    A $100 LWD barrel makes all concerns go away. It's cheap and saves time cleaning. I've run >10k LRN through Glocks this way. No worries, less work, less hassle. No-brainer IMO.
    Last edited: Nov 20, 2012
  11. solvability

    solvability Well-Known Member

    I shoot cast lead in my Glock 9mm/40 and 45 - the biggest thing I learned was to use the right powder and keep the bullet below 900 fps - for 9mm I recommend 147g.

    Powder use W231/HP38 or Solo 1000 for best results and flexibility.

    I shoot quite a good bit in IDPA and USPSA so my round count is high - I do clean every 300 or 400 rounds but I have never seen heavy leading & usually just light traces forward of the chamber.
  12. budman46

    budman46 Well-Known Member

    i shot a lot of cast 9mms in my glock 30+ yrs ago until one day it blew. what i figured was the bullet "telescoped" into the case during feeding raising pressures to the failure point of the brass. a stinging hand, part of the trigger missing, but the gun still worked (i don't know why i tried it). glock replaced the frame for $65 (dealer's price) and i sold it.

    the much increased pressure due to the collapsed bullet, with the unsupported case head of glocks was the reason it blew...a word to the wise.
  13. ljnowell

    ljnowell Well-Known Member

    Thats a neck tension issue, it has nothing to do sith lead.
  14. budman46

    budman46 Well-Known Member

    i agree. the same thing wouldn't have been a probelm with a jacketed bullet due to the increased friction afforded by a brass-on-copper rather than a brass-on-lead situation.
  15. ljnowell

    ljnowell Well-Known Member

    I disagree with that. If anything you would have had better case neck tension because the lead bullets are .001" bigger. The problem had nothing to do with lead bullets.
  16. mtrmn

    mtrmn Well-Known Member

    I use Widener's hard cast bullets in 3 first-gen Glock 9mms with no problems.
  17. coalman

    coalman Well-Known Member

    That's not the case in practice. The softer lead will likely size down much easier than FMJ, reducing neck tension, especially since the 9mm is a tapered case.
  18. eldon519

    eldon519 Well-Known Member

  19. ljnowell

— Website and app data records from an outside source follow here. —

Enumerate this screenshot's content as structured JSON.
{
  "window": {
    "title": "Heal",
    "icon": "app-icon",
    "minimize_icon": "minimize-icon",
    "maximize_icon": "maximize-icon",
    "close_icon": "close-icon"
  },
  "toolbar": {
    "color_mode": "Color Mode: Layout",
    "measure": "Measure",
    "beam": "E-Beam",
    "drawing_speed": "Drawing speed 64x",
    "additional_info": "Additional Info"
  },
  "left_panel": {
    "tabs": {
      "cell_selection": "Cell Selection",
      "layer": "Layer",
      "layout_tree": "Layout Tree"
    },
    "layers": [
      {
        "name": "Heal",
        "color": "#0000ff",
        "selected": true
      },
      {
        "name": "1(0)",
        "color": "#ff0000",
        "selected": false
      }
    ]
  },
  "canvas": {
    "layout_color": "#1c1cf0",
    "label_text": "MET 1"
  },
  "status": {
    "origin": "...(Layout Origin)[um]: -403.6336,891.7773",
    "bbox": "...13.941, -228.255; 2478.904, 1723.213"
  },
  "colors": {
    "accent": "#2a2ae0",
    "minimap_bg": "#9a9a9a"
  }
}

    ljnowell Well-Known Member

    It has been in all of my practice. There should be NO sizing down of lead in the reloading process, period. That is what would give poor neck tension and that would be a reloaders error. If you load 10 rounds at .356" and then pull those 10 rounds the bullets should still be .356". If they arent then you made a mistake somewhere.
  20. blarby

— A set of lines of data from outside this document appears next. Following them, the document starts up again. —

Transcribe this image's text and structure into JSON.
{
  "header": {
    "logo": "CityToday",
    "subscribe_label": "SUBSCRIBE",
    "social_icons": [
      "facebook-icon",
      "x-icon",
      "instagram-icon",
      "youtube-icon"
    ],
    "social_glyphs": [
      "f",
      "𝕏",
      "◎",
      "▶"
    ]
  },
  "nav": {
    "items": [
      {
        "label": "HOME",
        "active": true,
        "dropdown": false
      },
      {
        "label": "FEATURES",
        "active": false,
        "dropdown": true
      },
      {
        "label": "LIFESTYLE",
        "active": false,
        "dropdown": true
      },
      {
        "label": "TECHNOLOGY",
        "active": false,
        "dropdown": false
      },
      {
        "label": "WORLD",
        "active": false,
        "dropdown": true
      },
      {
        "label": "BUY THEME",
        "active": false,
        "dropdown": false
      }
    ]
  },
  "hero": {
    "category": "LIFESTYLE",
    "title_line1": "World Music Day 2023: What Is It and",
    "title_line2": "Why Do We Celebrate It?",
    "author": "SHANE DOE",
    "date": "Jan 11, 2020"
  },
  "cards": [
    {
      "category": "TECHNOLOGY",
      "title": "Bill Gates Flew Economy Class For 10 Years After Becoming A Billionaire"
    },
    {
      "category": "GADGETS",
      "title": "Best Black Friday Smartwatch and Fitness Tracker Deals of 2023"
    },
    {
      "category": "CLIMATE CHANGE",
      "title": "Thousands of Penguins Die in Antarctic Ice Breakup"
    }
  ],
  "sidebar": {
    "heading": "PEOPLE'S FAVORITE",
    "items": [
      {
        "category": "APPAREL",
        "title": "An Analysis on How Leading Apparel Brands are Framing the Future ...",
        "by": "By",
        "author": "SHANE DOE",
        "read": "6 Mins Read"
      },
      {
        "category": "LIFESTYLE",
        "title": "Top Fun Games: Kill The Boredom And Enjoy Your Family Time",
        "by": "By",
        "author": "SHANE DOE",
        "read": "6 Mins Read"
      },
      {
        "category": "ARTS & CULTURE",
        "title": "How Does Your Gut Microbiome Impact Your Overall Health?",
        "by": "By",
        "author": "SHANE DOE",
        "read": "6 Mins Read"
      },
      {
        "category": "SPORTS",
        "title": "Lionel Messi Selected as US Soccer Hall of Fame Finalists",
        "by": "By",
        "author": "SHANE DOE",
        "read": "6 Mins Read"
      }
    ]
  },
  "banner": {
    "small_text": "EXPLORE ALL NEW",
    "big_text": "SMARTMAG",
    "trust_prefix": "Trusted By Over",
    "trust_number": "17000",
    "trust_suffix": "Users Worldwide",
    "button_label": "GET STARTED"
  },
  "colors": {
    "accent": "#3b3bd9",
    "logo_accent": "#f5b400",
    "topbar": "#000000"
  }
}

    blarby Well-Known Member

    Here , here !

    Kinda defeats the point of sizing it to start with, dont it ?

Share This Page